Hisao E. Kimura
To Roof Garden, c 1930
Vintage bromide print
13 3/4” x 10 3/4”
Museum of Science and Industry label affixed to verso 


August 23, 2021

PHOTOGRAPH OF THE WEEK is currently celebrating Japanese Americans who pioneered the photographic art form in the early 20th century—this week we feature Hisao E. Kimura (1902–1975). 

Reviewing the 1989 exhibition "Japanese Photography in America 1920-1930" at the Corcoran Gallery of Art, Jo Ann Lewis singled out Hisao E. Kimura's work in her piece for the Washington Post. Lewis observed in Kimura’s work “a startling kinship to the art and photography of New York in the '30s”. Indeed this image shares an affinity with the oblique angles and urban humanism seen in the work of Photo League members such as Arnold Eagle and Berenice Abbott.
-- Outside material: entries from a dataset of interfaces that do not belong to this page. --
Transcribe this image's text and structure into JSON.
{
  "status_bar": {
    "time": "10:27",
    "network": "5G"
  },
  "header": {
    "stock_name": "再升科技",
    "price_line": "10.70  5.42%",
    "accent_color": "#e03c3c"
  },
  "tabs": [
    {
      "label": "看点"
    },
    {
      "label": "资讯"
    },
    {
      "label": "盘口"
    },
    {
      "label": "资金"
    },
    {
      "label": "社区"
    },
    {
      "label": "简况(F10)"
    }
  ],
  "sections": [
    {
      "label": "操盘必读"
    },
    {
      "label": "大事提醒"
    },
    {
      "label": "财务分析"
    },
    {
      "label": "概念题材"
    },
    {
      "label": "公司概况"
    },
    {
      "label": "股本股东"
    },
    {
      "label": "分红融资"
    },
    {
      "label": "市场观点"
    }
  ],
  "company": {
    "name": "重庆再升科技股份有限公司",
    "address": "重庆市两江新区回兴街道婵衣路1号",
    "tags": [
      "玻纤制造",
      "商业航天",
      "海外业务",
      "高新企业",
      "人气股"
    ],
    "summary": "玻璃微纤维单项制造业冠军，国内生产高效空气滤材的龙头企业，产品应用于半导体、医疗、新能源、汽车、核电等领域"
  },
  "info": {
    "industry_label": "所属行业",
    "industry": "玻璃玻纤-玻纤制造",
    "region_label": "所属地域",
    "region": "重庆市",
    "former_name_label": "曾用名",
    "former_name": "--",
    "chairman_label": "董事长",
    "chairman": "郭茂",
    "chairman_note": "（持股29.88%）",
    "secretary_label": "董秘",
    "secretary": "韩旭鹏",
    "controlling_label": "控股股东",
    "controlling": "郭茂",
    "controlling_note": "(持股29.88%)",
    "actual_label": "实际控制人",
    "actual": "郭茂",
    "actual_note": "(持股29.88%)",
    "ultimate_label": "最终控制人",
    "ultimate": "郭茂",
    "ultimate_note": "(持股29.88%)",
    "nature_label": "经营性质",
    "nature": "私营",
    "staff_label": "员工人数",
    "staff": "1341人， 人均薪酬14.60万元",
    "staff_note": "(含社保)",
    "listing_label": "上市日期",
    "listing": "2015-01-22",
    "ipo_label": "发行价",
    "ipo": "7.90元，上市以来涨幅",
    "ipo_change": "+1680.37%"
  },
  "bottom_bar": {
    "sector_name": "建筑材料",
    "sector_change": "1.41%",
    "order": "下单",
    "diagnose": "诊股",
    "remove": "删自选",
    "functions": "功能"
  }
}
Hisao E. Kimura was a charter member of the Japanese Camera Pictorialists of California, a group formed by photographers in 1926 in Los Angeles’s Little Tokyo neighborhood. Kimura exhibited prolifically in the prewar era and became a member of the Royal Photographic Society in 1936.

The Little Tokyo section of downtown Los Angeles had seen a rapidly growing population of Japanese immigrants, but the increase in Japanese immigration also fueled a rise in anti-Japanese sentiment. The Asian Exclusion Act of 1924 halted migration—the legislation was deeply unpopular in Japan where it was referred to as the "Japanese Exclusion" act. The tension between the two countries would eventually culminate in the Japanese attack on Pearl Harbor in 1941.

In 1942 the Japanese American businesses in Little Tokyo were closed under force. During WWII Kimura was incarcerated at an internment camp where he worked with a fellow Japanese American photographer Toyo Miyatake. Miyatake had smuggled in a camera lens and, with Edward Weston’s encouragement, the camp director eventually allowed Miyatake to photograph inside the camp. When Kimura and Miyatake were released, Kimura went on to work in the photo studio that Miyatake opened in Little Tokyo.
Kimura became a naturalized U.S. citizen in 1954 and, a year later, opened his own camera store: the Kimura Photomart.